Records for the exercise below:
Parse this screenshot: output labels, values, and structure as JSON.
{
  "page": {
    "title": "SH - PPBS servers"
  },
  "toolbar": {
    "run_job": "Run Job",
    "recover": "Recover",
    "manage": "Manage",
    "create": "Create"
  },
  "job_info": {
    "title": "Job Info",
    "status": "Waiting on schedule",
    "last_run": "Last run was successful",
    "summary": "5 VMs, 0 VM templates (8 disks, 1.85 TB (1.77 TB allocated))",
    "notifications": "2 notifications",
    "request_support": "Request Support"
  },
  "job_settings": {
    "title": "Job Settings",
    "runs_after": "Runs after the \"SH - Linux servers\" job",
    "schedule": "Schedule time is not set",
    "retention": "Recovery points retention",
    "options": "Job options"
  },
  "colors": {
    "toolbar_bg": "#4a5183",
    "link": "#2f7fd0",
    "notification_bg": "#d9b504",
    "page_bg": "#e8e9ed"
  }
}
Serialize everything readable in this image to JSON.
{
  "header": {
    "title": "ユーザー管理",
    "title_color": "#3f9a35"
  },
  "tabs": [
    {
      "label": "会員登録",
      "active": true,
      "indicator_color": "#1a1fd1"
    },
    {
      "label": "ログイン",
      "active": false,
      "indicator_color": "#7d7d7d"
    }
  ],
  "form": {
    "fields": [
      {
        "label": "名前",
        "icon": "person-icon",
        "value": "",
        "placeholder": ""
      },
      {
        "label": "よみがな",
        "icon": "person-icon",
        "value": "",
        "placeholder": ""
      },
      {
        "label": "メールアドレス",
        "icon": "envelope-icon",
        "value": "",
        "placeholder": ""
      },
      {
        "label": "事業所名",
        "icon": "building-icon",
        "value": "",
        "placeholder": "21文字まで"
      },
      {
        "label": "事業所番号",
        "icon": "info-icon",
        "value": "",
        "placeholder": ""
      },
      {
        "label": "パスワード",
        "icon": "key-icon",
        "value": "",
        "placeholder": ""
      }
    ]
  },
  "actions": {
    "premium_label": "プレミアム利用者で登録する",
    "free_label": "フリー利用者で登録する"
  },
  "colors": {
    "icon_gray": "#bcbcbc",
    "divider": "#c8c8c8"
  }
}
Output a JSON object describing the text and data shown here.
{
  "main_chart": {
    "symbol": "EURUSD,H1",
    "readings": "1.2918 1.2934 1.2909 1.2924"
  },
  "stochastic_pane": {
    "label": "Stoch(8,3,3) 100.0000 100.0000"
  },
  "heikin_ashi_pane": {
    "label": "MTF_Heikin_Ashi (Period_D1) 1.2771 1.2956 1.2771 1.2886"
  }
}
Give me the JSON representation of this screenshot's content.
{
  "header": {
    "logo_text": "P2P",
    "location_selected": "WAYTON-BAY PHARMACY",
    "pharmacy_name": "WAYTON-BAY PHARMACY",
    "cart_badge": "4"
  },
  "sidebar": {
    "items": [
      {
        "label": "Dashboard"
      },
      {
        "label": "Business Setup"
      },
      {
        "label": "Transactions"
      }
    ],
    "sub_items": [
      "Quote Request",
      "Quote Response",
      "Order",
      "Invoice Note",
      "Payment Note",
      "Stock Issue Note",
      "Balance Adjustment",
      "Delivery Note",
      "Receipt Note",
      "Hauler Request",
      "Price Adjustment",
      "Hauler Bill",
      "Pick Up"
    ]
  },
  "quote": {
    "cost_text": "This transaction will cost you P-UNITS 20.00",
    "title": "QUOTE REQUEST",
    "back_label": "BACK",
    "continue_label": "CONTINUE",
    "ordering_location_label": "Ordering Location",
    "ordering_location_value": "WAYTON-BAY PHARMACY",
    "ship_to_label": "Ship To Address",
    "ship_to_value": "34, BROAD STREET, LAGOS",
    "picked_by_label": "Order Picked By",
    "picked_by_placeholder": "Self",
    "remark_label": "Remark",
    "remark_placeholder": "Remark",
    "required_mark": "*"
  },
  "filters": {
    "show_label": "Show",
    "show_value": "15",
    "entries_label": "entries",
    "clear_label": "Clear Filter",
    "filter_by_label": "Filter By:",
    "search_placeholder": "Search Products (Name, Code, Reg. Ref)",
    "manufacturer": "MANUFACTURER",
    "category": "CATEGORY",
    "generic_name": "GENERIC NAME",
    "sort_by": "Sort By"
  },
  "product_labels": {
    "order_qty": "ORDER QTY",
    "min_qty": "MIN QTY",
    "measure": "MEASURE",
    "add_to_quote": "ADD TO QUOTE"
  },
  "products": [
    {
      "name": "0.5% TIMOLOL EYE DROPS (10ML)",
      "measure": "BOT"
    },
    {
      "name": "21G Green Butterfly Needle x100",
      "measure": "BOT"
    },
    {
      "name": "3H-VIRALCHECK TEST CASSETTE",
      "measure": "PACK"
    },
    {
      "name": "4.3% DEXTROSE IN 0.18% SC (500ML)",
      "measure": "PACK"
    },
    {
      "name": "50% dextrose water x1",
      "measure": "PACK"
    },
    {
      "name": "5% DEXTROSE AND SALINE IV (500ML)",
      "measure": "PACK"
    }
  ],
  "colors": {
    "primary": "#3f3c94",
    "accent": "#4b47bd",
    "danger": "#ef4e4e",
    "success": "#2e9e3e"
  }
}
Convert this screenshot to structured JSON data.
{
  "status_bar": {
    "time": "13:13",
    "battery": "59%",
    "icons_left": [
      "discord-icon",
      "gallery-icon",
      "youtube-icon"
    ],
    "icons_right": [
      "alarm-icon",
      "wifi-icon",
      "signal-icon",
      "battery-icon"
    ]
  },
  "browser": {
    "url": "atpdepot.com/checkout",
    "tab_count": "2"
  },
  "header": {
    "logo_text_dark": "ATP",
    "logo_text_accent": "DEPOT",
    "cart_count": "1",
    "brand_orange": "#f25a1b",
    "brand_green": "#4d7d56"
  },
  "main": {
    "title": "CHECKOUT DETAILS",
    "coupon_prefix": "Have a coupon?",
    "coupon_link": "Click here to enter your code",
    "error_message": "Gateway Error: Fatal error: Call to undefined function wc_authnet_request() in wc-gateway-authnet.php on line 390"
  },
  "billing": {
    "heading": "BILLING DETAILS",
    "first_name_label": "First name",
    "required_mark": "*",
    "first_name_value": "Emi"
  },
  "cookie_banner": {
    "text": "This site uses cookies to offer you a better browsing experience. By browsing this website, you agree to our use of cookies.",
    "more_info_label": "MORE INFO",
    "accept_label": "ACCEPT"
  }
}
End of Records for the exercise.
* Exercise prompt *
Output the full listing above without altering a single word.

* Worked solution *
Parse this screenshot: output labels, values, and structure as JSON.
{
  "page": {
    "title": "SH - PPBS servers"
  },
  "toolbar": {
    "run_job": "Run Job",
    "recover": "Recover",
    "manage": "Manage",
    "create": "Create"
  },
  "job_info": {
    "title": "Job Info",
    "status": "Waiting on schedule",
    "last_run": "Last run was successful",
    "summary": "5 VMs, 0 VM templates (8 disks, 1.85 TB (1.77 TB allocated))",
    "notifications": "2 notifications",
    "request_support": "Request Support"
  },
  "job_settings": {
    "title": "Job Settings",
    "runs_after": "Runs after the \"SH - Linux servers\" job",
    "schedule": "Schedule time is not set",
    "retention": "Recovery points retention",
    "options": "Job options"
  },
  "colors": {
    "toolbar_bg": "#4a5183",
    "link": "#2f7fd0",
    "notification_bg": "#d9b504",
    "page_bg": "#e8e9ed"
  }
}
Serialize everything readable in this image to JSON.
{
  "header": {
    "title": "ユーザー管理",
    "title_color": "#3f9a35"
  },
  "tabs": [
    {
      "label": "会員登録",
      "active": true,
      "indicator_color": "#1a1fd1"
    },
    {
      "label": "ログイン",
      "active": false,
      "indicator_color": "#7d7d7d"
    }
  ],
  "form": {
    "fields": [
      {
        "label": "名前",
        "icon": "person-icon",
        "value": "",
        "placeholder": ""
      },
      {
        "label": "よみがな",
        "icon": "person-icon",
        "value": "",
        "placeholder": ""
      },
      {
        "label": "メールアドレス",
        "icon": "envelope-icon",
        "value": "",
        "placeholder": ""
      },
      {
        "label": "事業所名",
        "icon": "building-icon",
        "value": "",
        "placeholder": "21文字まで"
      },
      {
        "label": "事業所番号",
        "icon": "info-icon",
        "value": "",
        "placeholder": ""
      },
      {
        "label": "パスワード",
        "icon": "key-icon",
        "value": "",
        "placeholder": ""
      }
    ]
  },
  "actions": {
    "premium_label": "プレミアム利用者で登録する",
    "free_label": "フリー利用者で登録する"
  },
  "colors": {
    "icon_gray": "#bcbcbc",
    "divider": "#c8c8c8"
  }
}
Output a JSON object describing the text and data shown here.
{
  "main_chart": {
    "symbol": "EURUSD,H1",
    "readings": "1.2918 1.2934 1.2909 1.2924"
  },
  "stochastic_pane": {
    "label": "Stoch(8,3,3) 100.0000 100.0000"
  },
  "heikin_ashi_pane": {
    "label": "MTF_Heikin_Ashi (Period_D1) 1.2771 1.2956 1.2771 1.2886"
  }
}
Give me the JSON representation of this screenshot's content.
{
  "header": {
    "logo_text": "P2P",
    "location_selected": "WAYTON-BAY PHARMACY",
    "pharmacy_name": "WAYTON-BAY PHARMACY",
    "cart_badge": "4"
  },
  "sidebar": {
    "items": [
      {
        "label": "Dashboard"
      },
      {
        "label": "Business Setup"
      },
      {
        "label": "Transactions"
      }
    ],
    "sub_items": [
      "Quote Request",
      "Quote Response",
      "Order",
      "Invoice Note",
      "Payment Note",
      "Stock Issue Note",
      "Balance Adjustment",
      "Delivery Note",
      "Receipt Note",
      "Hauler Request",
      "Price Adjustment",
      "Hauler Bill",
      "Pick Up"
    ]
  },
  "quote": {
    "cost_text": "This transaction will cost you P-UNITS 20.00",
    "title": "QUOTE REQUEST",
    "back_label": "BACK",
    "continue_label": "CONTINUE",
    "ordering_location_label": "Ordering Location",
    "ordering_location_value": "WAYTON-BAY PHARMACY",
    "ship_to_label": "Ship To Address",
    "ship_to_value": "34, BROAD STREET, LAGOS",
    "picked_by_label": "Order Picked By",
    "picked_by_placeholder": "Self",
    "remark_label": "Remark",
    "remark_placeholder": "Remark",
    "required_mark": "*"
  },
  "filters": {
    "show_label": "Show",
    "show_value": "15",
    "entries_label": "entries",
    "clear_label": "Clear Filter",
    "filter_by_label": "Filter By:",
    "search_placeholder": "Search Products (Name, Code, Reg. Ref)",
    "manufacturer": "MANUFACTURER",
    "category": "CATEGORY",
    "generic_name": "GENERIC NAME",
    "sort_by": "Sort By"
  },
  "product_labels": {
    "order_qty": "ORDER QTY",
    "min_qty": "MIN QTY",
    "measure": "MEASURE",
    "add_to_quote": "ADD TO QUOTE"
  },
  "products": [
    {
      "name": "0.5% TIMOLOL EYE DROPS (10ML)",
      "measure": "BOT"
    },
    {
      "name": "21G Green Butterfly Needle x100",
      "measure": "BOT"
    },
    {
      "name": "3H-VIRALCHECK TEST CASSETTE",
      "measure": "PACK"
    },
    {
      "name": "4.3% DEXTROSE IN 0.18% SC (500ML)",
      "measure": "PACK"
    },
    {
      "name": "50% dextrose water x1",
      "measure": "PACK"
    },
    {
      "name": "5% DEXTROSE AND SALINE IV (500ML)",
      "measure": "PACK"
    }
  ],
  "colors": {
    "primary": "#3f3c94",
    "accent": "#4b47bd",
    "danger": "#ef4e4e",
    "success": "#2e9e3e"
  }
}
Convert this screenshot to structured JSON data.
{
  "status_bar": {
    "time": "13:13",
    "battery": "59%",
    "icons_left": [
      "discord-icon",
      "gallery-icon",
      "youtube-icon"
    ],
    "icons_right": [
      "alarm-icon",
      "wifi-icon",
      "signal-icon",
      "battery-icon"
    ]
  },
  "browser": {
    "url": "atpdepot.com/checkout",
    "tab_count": "2"
  },
  "header": {
    "logo_text_dark": "ATP",
    "logo_text_accent": "DEPOT",
    "cart_count": "1",
    "brand_orange": "#f25a1b",
    "brand_green": "#4d7d56"
  },
  "main": {
    "title": "CHECKOUT DETAILS",
    "coupon_prefix": "Have a coupon?",
    "coupon_link": "Click here to enter your code",
    "error_message": "Gateway Error: Fatal error: Call to undefined function wc_authnet_request() in wc-gateway-authnet.php on line 390"
  },
  "billing": {
    "heading": "BILLING DETAILS",
    "first_name_label": "First name",
    "required_mark": "*",
    "first_name_value": "Emi"
  },
  "cookie_banner": {
    "text": "This site uses cookies to offer you a better browsing experience. By browsing this website, you agree to our use of cookies.",
    "more_info_label": "MORE INFO",
    "accept_label": "ACCEPT"
  }
}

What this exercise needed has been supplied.